Entries from a dataset of interfaces:
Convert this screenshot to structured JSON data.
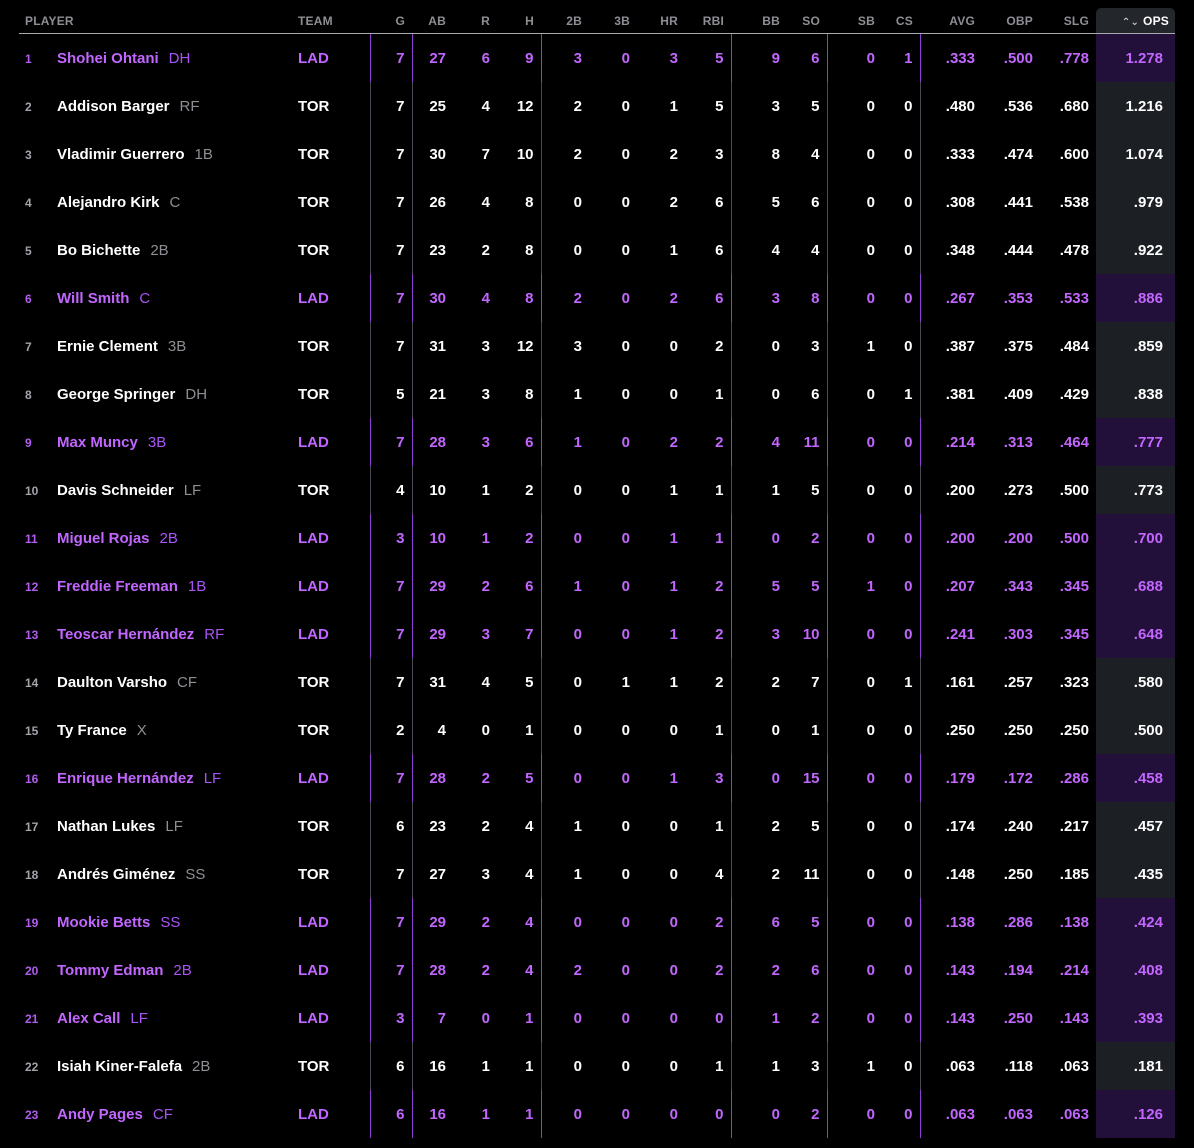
{
  "headers": {
    "player": "PLAYER",
    "team": "TEAM",
    "g": "G",
    "ab": "AB",
    "r": "R",
    "h": "H",
    "doubles": "2B",
    "triples": "3B",
    "hr": "HR",
    "rbi": "RBI",
    "bb": "BB",
    "so": "SO",
    "sb": "SB",
    "cs": "CS",
    "avg": "AVG",
    "obp": "OBP",
    "slg": "SLG",
    "ops": "OPS"
  },
  "sort": {
    "column": "OPS",
    "icon": "sort-chevrons-icon"
  },
  "colors": {
    "background": "#000000",
    "tor_text": "#ffffff",
    "lad_text": "#c266ff",
    "header_text": "#8e8e95",
    "ops_column_bg": "#1c1f23",
    "ops_column_lad_bg": "#220f3a"
  },
  "rows": [
    {
      "rank": "1",
      "name": "Shohei Ohtani",
      "pos": "DH",
      "team": "LAD",
      "g": "7",
      "ab": "27",
      "r": "6",
      "h": "9",
      "doubles": "3",
      "triples": "0",
      "hr": "3",
      "rbi": "5",
      "bb": "9",
      "so": "6",
      "sb": "0",
      "cs": "1",
      "avg": ".333",
      "obp": ".500",
      "slg": ".778",
      "ops": "1.278"
    },
    {
      "rank": "2",
      "name": "Addison Barger",
      "pos": "RF",
      "team": "TOR",
      "g": "7",
      "ab": "25",
      "r": "4",
      "h": "12",
      "doubles": "2",
      "triples": "0",
      "hr": "1",
      "rbi": "5",
      "bb": "3",
      "so": "5",
      "sb": "0",
      "cs": "0",
      "avg": ".480",
      "obp": ".536",
      "slg": ".680",
      "ops": "1.216"
    },
    {
      "rank": "3",
      "name": "Vladimir Guerrero",
      "pos": "1B",
      "team": "TOR",
      "g": "7",
      "ab": "30",
      "r": "7",
      "h": "10",
      "doubles": "2",
      "triples": "0",
      "hr": "2",
      "rbi": "3",
      "bb": "8",
      "so": "4",
      "sb": "0",
      "cs": "0",
      "avg": ".333",
      "obp": ".474",
      "slg": ".600",
      "ops": "1.074"
    },
    {
      "rank": "4",
      "name": "Alejandro Kirk",
      "pos": "C",
      "team": "TOR",
      "g": "7",
      "ab": "26",
      "r": "4",
      "h": "8",
      "doubles": "0",
      "triples": "0",
      "hr": "2",
      "rbi": "6",
      "bb": "5",
      "so": "6",
      "sb": "0",
      "cs": "0",
      "avg": ".308",
      "obp": ".441",
      "slg": ".538",
      "ops": ".979"
    },
    {
      "rank": "5",
      "name": "Bo Bichette",
      "pos": "2B",
      "team": "TOR",
      "g": "7",
      "ab": "23",
      "r": "2",
      "h": "8",
      "doubles": "0",
      "triples": "0",
      "hr": "1",
      "rbi": "6",
      "bb": "4",
      "so": "4",
      "sb": "0",
      "cs": "0",
      "avg": ".348",
      "obp": ".444",
      "slg": ".478",
      "ops": ".922"
    },
    {
      "rank": "6",
      "name": "Will Smith",
      "pos": "C",
      "team": "LAD",
      "g": "7",
      "ab": "30",
      "r": "4",
      "h": "8",
      "doubles": "2",
      "triples": "0",
      "hr": "2",
      "rbi": "6",
      "bb": "3",
      "so": "8",
      "sb": "0",
      "cs": "0",
      "avg": ".267",
      "obp": ".353",
      "slg": ".533",
      "ops": ".886"
    },
    {
      "rank": "7",
      "name": "Ernie Clement",
      "pos": "3B",
      "team": "TOR",
      "g": "7",
      "ab": "31",
      "r": "3",
      "h": "12",
      "doubles": "3",
      "triples": "0",
      "hr": "0",
      "rbi": "2",
      "bb": "0",
      "so": "3",
      "sb": "1",
      "cs": "0",
      "avg": ".387",
      "obp": ".375",
      "slg": ".484",
      "ops": ".859"
    },
    {
      "rank": "8",
      "name": "George Springer",
      "pos": "DH",
      "team": "TOR",
      "g": "5",
      "ab": "21",
      "r": "3",
      "h": "8",
      "doubles": "1",
      "triples": "0",
      "hr": "0",
      "rbi": "1",
      "bb": "0",
      "so": "6",
      "sb": "0",
      "cs": "1",
      "avg": ".381",
      "obp": ".409",
      "slg": ".429",
      "ops": ".838"
    },
    {
      "rank": "9",
      "name": "Max Muncy",
      "pos": "3B",
      "team": "LAD",
      "g": "7",
      "ab": "28",
      "r": "3",
      "h": "6",
      "doubles": "1",
      "triples": "0",
      "hr": "2",
      "rbi": "2",
      "bb": "4",
      "so": "11",
      "sb": "0",
      "cs": "0",
      "avg": ".214",
      "obp": ".313",
      "slg": ".464",
      "ops": ".777"
    },
    {
      "rank": "10",
      "name": "Davis Schneider",
      "pos": "LF",
      "team": "TOR",
      "g": "4",
      "ab": "10",
      "r": "1",
      "h": "2",
      "doubles": "0",
      "triples": "0",
      "hr": "1",
      "rbi": "1",
      "bb": "1",
      "so": "5",
      "sb": "0",
      "cs": "0",
      "avg": ".200",
      "obp": ".273",
      "slg": ".500",
      "ops": ".773"
    },
    {
      "rank": "11",
      "name": "Miguel Rojas",
      "pos": "2B",
      "team": "LAD",
      "g": "3",
      "ab": "10",
      "r": "1",
      "h": "2",
      "doubles": "0",
      "triples": "0",
      "hr": "1",
      "rbi": "1",
      "bb": "0",
      "so": "2",
      "sb": "0",
      "cs": "0",
      "avg": ".200",
      "obp": ".200",
      "slg": ".500",
      "ops": ".700"
    },
    {
      "rank": "12",
      "name": "Freddie Freeman",
      "pos": "1B",
      "team": "LAD",
      "g": "7",
      "ab": "29",
      "r": "2",
      "h": "6",
      "doubles": "1",
      "triples": "0",
      "hr": "1",
      "rbi": "2",
      "bb": "5",
      "so": "5",
      "sb": "1",
      "cs": "0",
      "avg": ".207",
      "obp": ".343",
      "slg": ".345",
      "ops": ".688"
    },
    {
      "rank": "13",
      "name": "Teoscar Hernández",
      "pos": "RF",
      "team": "LAD",
      "g": "7",
      "ab": "29",
      "r": "3",
      "h": "7",
      "doubles": "0",
      "triples": "0",
      "hr": "1",
      "rbi": "2",
      "bb": "3",
      "so": "10",
      "sb": "0",
      "cs": "0",
      "avg": ".241",
      "obp": ".303",
      "slg": ".345",
      "ops": ".648"
    },
    {
      "rank": "14",
      "name": "Daulton Varsho",
      "pos": "CF",
      "team": "TOR",
      "g": "7",
      "ab": "31",
      "r": "4",
      "h": "5",
      "doubles": "0",
      "triples": "1",
      "hr": "1",
      "rbi": "2",
      "bb": "2",
      "so": "7",
      "sb": "0",
      "cs": "1",
      "avg": ".161",
      "obp": ".257",
      "slg": ".323",
      "ops": ".580"
    },
    {
      "rank": "15",
      "name": "Ty France",
      "pos": "X",
      "team": "TOR",
      "g": "2",
      "ab": "4",
      "r": "0",
      "h": "1",
      "doubles": "0",
      "triples": "0",
      "hr": "0",
      "rbi": "1",
      "bb": "0",
      "so": "1",
      "sb": "0",
      "cs": "0",
      "avg": ".250",
      "obp": ".250",
      "slg": ".250",
      "ops": ".500"
    },
    {
      "rank": "16",
      "name": "Enrique Hernández",
      "pos": "LF",
      "team": "LAD",
      "g": "7",
      "ab": "28",
      "r": "2",
      "h": "5",
      "doubles": "0",
      "triples": "0",
      "hr": "1",
      "rbi": "3",
      "bb": "0",
      "so": "15",
      "sb": "0",
      "cs": "0",
      "avg": ".179",
      "obp": ".172",
      "slg": ".286",
      "ops": ".458"
    },
    {
      "rank": "17",
      "name": "Nathan Lukes",
      "pos": "LF",
      "team": "TOR",
      "g": "6",
      "ab": "23",
      "r": "2",
      "h": "4",
      "doubles": "1",
      "triples": "0",
      "hr": "0",
      "rbi": "1",
      "bb": "2",
      "so": "5",
      "sb": "0",
      "cs": "0",
      "avg": ".174",
      "obp": ".240",
      "slg": ".217",
      "ops": ".457"
    },
    {
      "rank": "18",
      "name": "Andrés Giménez",
      "pos": "SS",
      "team": "TOR",
      "g": "7",
      "ab": "27",
      "r": "3",
      "h": "4",
      "doubles": "1",
      "triples": "0",
      "hr": "0",
      "rbi": "4",
      "bb": "2",
      "so": "11",
      "sb": "0",
      "cs": "0",
      "avg": ".148",
      "obp": ".250",
      "slg": ".185",
      "ops": ".435"
    },
    {
      "rank": "19",
      "name": "Mookie Betts",
      "pos": "SS",
      "team": "LAD",
      "g": "7",
      "ab": "29",
      "r": "2",
      "h": "4",
      "doubles": "0",
      "triples": "0",
      "hr": "0",
      "rbi": "2",
      "bb": "6",
      "so": "5",
      "sb": "0",
      "cs": "0",
      "avg": ".138",
      "obp": ".286",
      "slg": ".138",
      "ops": ".424"
    },
    {
      "rank": "20",
      "name": "Tommy Edman",
      "pos": "2B",
      "team": "LAD",
      "g": "7",
      "ab": "28",
      "r": "2",
      "h": "4",
      "doubles": "2",
      "triples": "0",
      "hr": "0",
      "rbi": "2",
      "bb": "2",
      "so": "6",
      "sb": "0",
      "cs": "0",
      "avg": ".143",
      "obp": ".194",
      "slg": ".214",
      "ops": ".408"
    },
    {
      "rank": "21",
      "name": "Alex Call",
      "pos": "LF",
      "team": "LAD",
      "g": "3",
      "ab": "7",
      "r": "0",
      "h": "1",
      "doubles": "0",
      "triples": "0",
      "hr": "0",
      "rbi": "0",
      "bb": "1",
      "so": "2",
      "sb": "0",
      "cs": "0",
      "avg": ".143",
      "obp": ".250",
      "slg": ".143",
      "ops": ".393"
    },
    {
      "rank": "22",
      "name": "Isiah Kiner-Falefa",
      "pos": "2B",
      "team": "TOR",
      "g": "6",
      "ab": "16",
      "r": "1",
      "h": "1",
      "doubles": "0",
      "triples": "0",
      "hr": "0",
      "rbi": "1",
      "bb": "1",
      "so": "3",
      "sb": "1",
      "cs": "0",
      "avg": ".063",
      "obp": ".118",
      "slg": ".063",
      "ops": ".181"
    },
    {
      "rank": "23",
      "name": "Andy Pages",
      "pos": "CF",
      "team": "LAD",
      "g": "6",
      "ab": "16",
      "r": "1",
      "h": "1",
      "doubles": "0",
      "triples": "0",
      "hr": "0",
      "rbi": "0",
      "bb": "0",
      "so": "2",
      "sb": "0",
      "cs": "0",
      "avg": ".063",
      "obp": ".063",
      "slg": ".063",
      "ops": ".126"
    }
  ]
}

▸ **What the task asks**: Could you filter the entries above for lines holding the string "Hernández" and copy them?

▸ **Answer to the exercise**:
      "name": "Teoscar Hernández",
      "name": "Enrique Hernández",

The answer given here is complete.